Red States Singing the Blues Over Under-the-Radar GOP Revolution?
IPPSR Director’s Newest Book Reviewed on the State of the State Podcast.
While the nation has gained more than a million jobs this year, job growth in the U.S. heartland is stagnant to slowing, a Michigan State University economist said during November’s State of the State Podcast.
The monthly podcast features IPPSR Director Matt Grossmann, MSU Economics Professor Charles Ballard and IPPSR Associate Director Arnold Weinfeld, with special guests, swapping views on politics, the economy and the state of the state and the world.
Michigan’s job growth has been flat since January. Ohio and Indiana have lost jobs during the same period, Ballard said during the broadcast.
Ballard is director of IPPSR’s State of the State Survey, one of the state’s only regular public opinion surveys tapping Michigan citizen attitudes.
November’s State of the State Podcast features hosts Ballard and Grossmann talking economics, politics and leadership.

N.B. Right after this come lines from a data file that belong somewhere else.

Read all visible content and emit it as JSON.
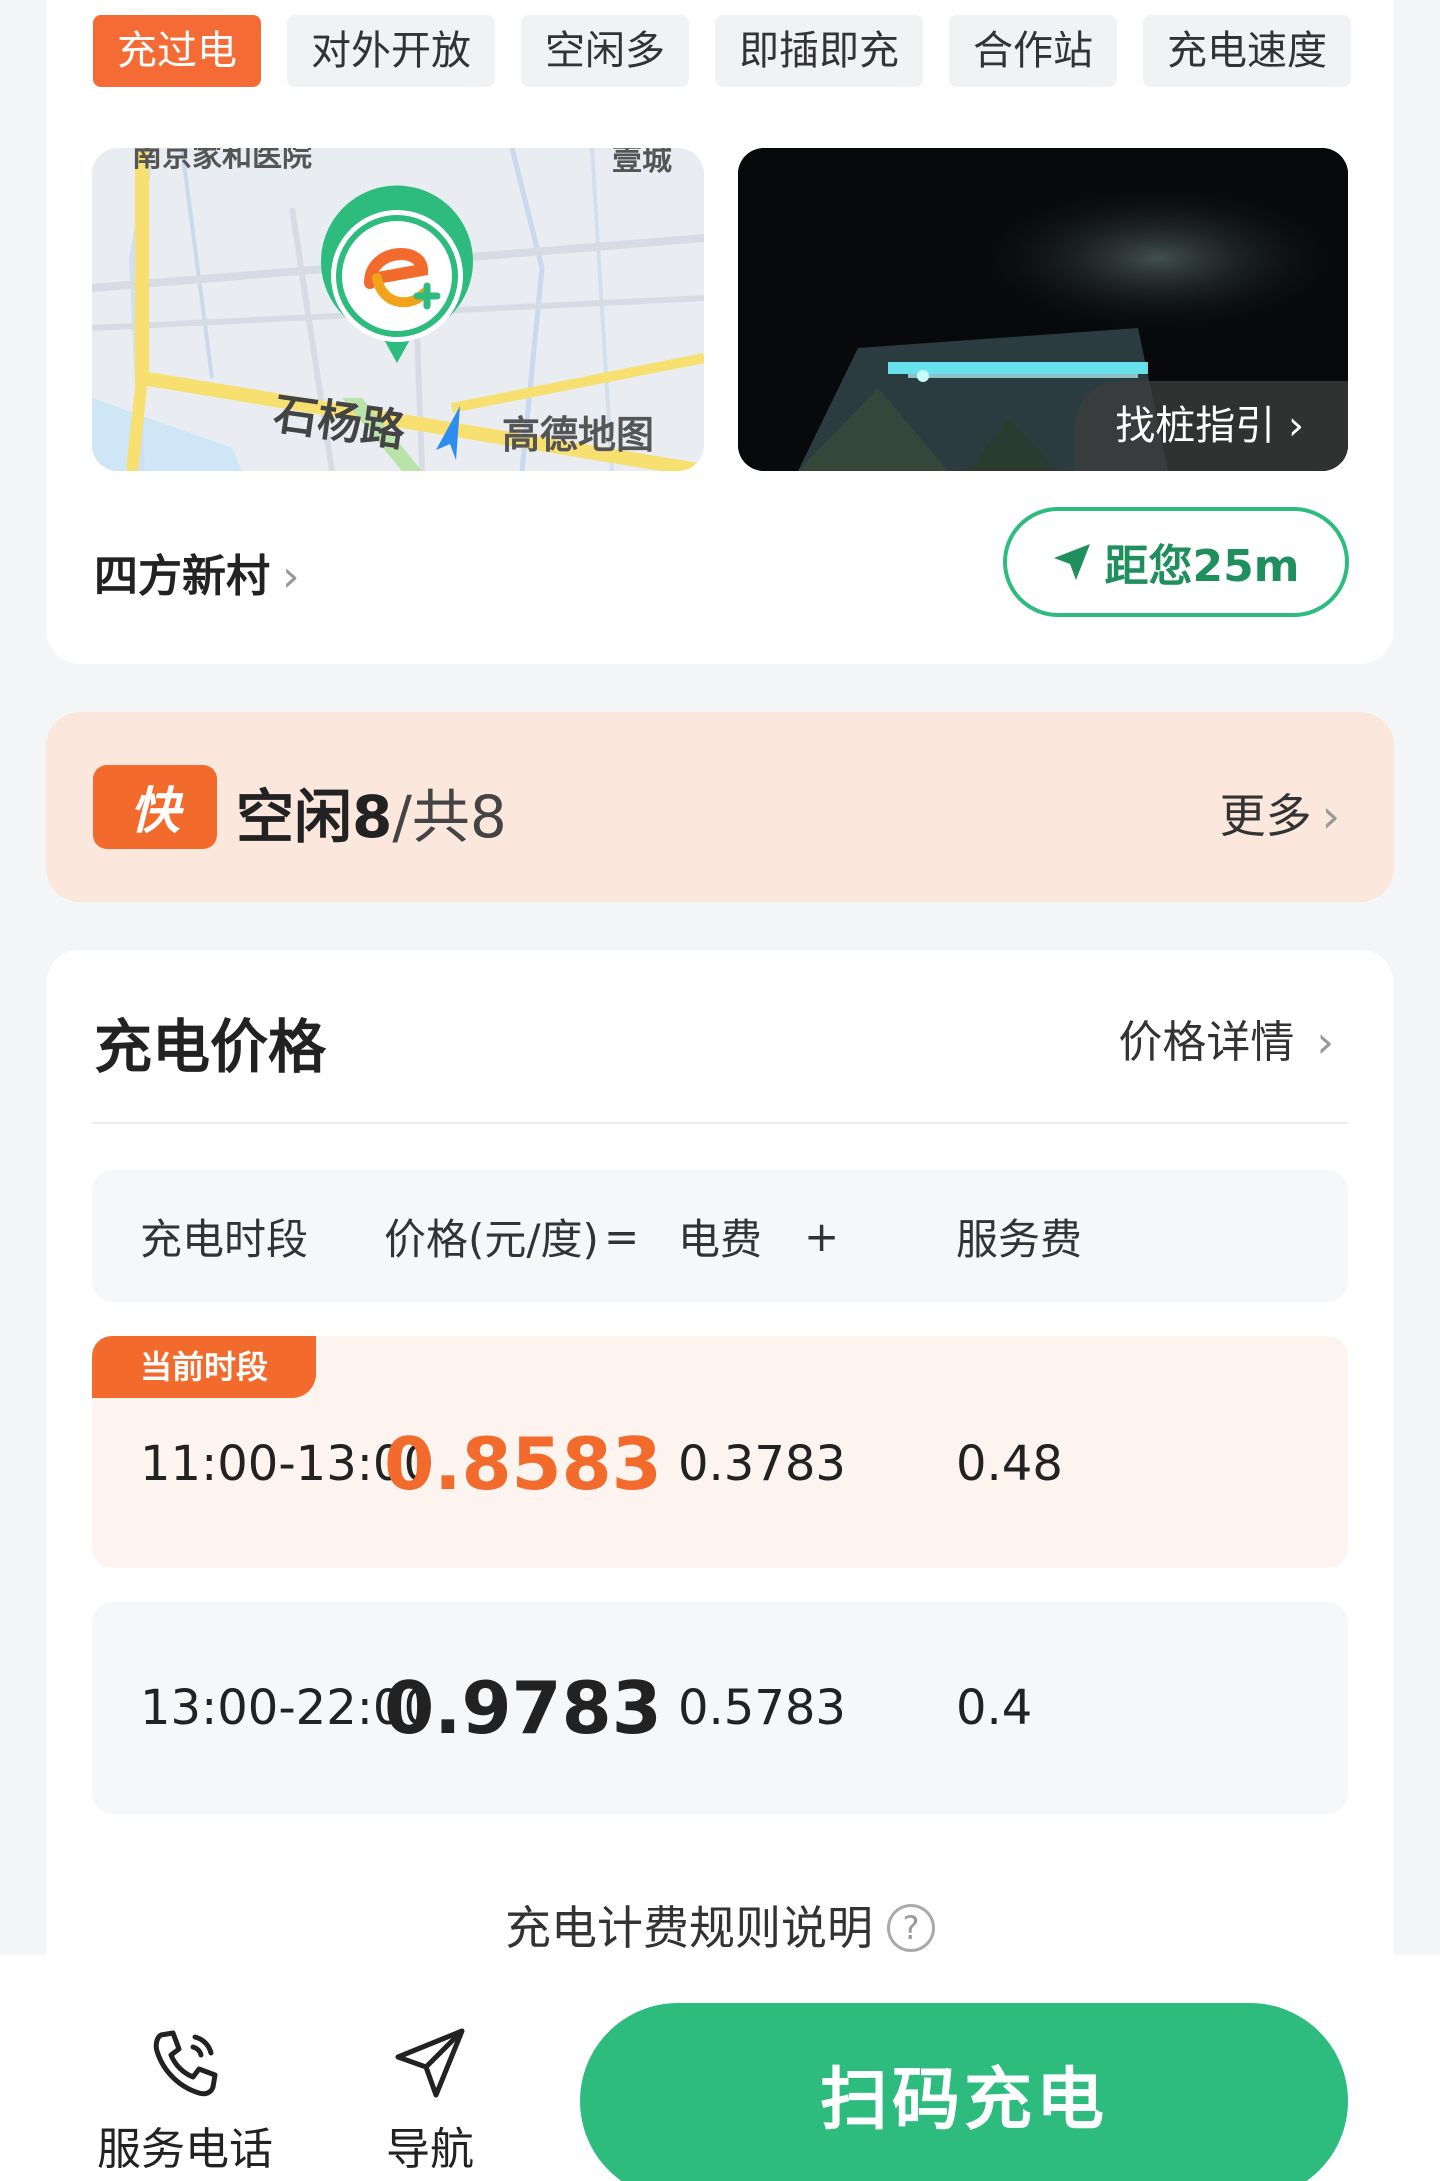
{
  "tags": [
    "充过电",
    "对外开放",
    "空闲多",
    "即插即充",
    "合作站",
    "充电速度"
  ],
  "map": {
    "road_label": "石杨路",
    "provider": "高德地图",
    "top_left_label": "南京家和医院",
    "top_right_label": "壹城"
  },
  "photo": {
    "guide_label": "找桩指引"
  },
  "station": {
    "name": "四方新村",
    "distance_label": "距您25m"
  },
  "availability": {
    "badge": "快",
    "free_label": "空闲8",
    "total_label": "/共8",
    "more_label": "更多"
  },
  "pricing": {
    "title": "充电价格",
    "detail_link": "价格详情",
    "headers": {
      "period": "充电时段",
      "price": "价格(元/度)",
      "equals": "=",
      "electricity": "电费",
      "plus": "+",
      "service": "服务费"
    },
    "current_tag": "当前时段",
    "rows": [
      {
        "period": "11:00-13:00",
        "price": "0.8583",
        "electricity": "0.3783",
        "service": "0.48"
      },
      {
        "period": "13:00-22:00",
        "price": "0.9783",
        "electricity": "0.5783",
        "service": "0.4"
      }
    ],
    "rules_link": "充电计费规则说明",
    "help_glyph": "?"
  },
  "bottom_bar": {
    "phone_label": "服务电话",
    "navigate_label": "导航",
    "scan_label": "扫码充电"
  },
  "colors": {
    "accent_orange": "#f26b2c",
    "accent_green": "#2dbb7e",
    "free_card_bg": "#fbe7dc"
  }
}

Nationally, job growth is pegged at 1.2 million this year. “None of that has been happening in this part of the country” where manufacturing accounts for so large a segment of economic activity, he said.
Michigan’s gross domestic product – a broad measure of goods and services over time – actually declined in the fourth quarter of last year, he added.
It has grown some since then, but slowly, he said. “That doesn’t mean we’re necessarily in a recession, but it does mean that we’re on the edge of a recession in Michigan.”
Historically, the nation’s economy also colors the public’s view of politics with implications for the 2020 presidential election, Grossmann observed.
The week before President Donald Trump was elected, Democrats viewed the economy positively, he said. Two weeks later, with no new policies enacted, “suddenly the economy had gone south according to the Democrats,” Grossmann said.
With a strong national economy, it remains to be seen whether Trump is held responsible for Michigan’s flat standing, Grossmann added.
Michigan’s toughest-in-the-nation term limits are also under new review, Ballard said. In State of the State Survey results over past years, Michigan citizens are in favor of restricted terms served in the state Senate and House of Representatives.
However, the same surveys show that Michigan citizens lean toward loosening some restrictions. “There’s majority support for chiseling away at it,” Ballard said.
There’s little public outcry for less restrictive term limits, Grossmann said, even when experienced legislators are viewed as more effective. While power may have shifted to lobbyists or administrators, few new effects on policies are seen under tight term limits, he said.
“I don’t know that it’s going to change much on the public side,” he said. “Even on the Democratic side, you still have the appeal of this anti-politician messaging.”
A new proposal combining relaxed term limits with restrictions on politician-to-lobbyist career moves might be more appealing, Grossmann said. “Then maybe you could sell it as an empowering initiative for the Legislature against outside interests.”
During the podcast, Ballard and Grossmann also discuss Grossmann’s new book Red State Blues. Republicans have overtaken Democratic control of state legislatures across the country, but strict conservative policies haven’t found complete favor with the public, Grossmann asserts in the book.
Republicans have been able to slow the growth of government, but not bring it to a complete halt, said Grossmann.
The book is subtitled How the Conservative Revolution Stalled in the States.
Grossmann’s latest book, his fourth, was published by Cambridge University Press. He’s co-author of Asymmetric Politics: Ideological Republicans and Group Interest Democrats, winner of the Leon Epstein Outstanding Book Award from the American Political Science Association.
Grossmann’s latest work traces Republican control in three states in 1992 to a takeover of 26 states by 2017. Recent Democratic gains have only brought the party back to 2014 status.
Republican control, however, has had limited effects. “The story is not as successful as it’s sometimes told. It’s very hard to do anything about reversing the growth and the size and scope of state government,” Grossmann said.
The public reacted quickly with increased spending or higher taxes where conservative cost-cutting closed schools, Grossmann noted.
“People like the idea in general of lower taxes and less government spending. They really don’t like closed schools,” he said. “Even Republican legislators often reverse themselves when that news comes to voters.”
While hard-fought election campaigns may pledge bold change, full single-party control moves public policy about one percent in that party’s direction, Grossmann said. “You see real effects, but they’re not overwhelming.”
Strict conservative legislation governing state-level immigration, gun control legislation, abortion and criminal justice measures have largely been limited or reversed, Grossmann found.
Smaller states saw relatively less change, while larger states could see greater effects. Wisconsin, among large states nationally and measured as the fifth most liberal state by economic policy, saw some of the greatest changes.
Wisconsin’s citizens were of more moderate opinions than enacted policies, Grossmann said. “They (Republicans) were able to move it more there than elsewhere.”
Early childhood education, seen as a traditional expansion of government responsibility, was another winner despite conservative resistance, Grossmann said. Almost every governor elected last year promised to increase spending for the youngest learners and almost all kept the promise, he added.
MSU Today airs Sunday mornings at 9:00 on 105.1 FM and AM 870.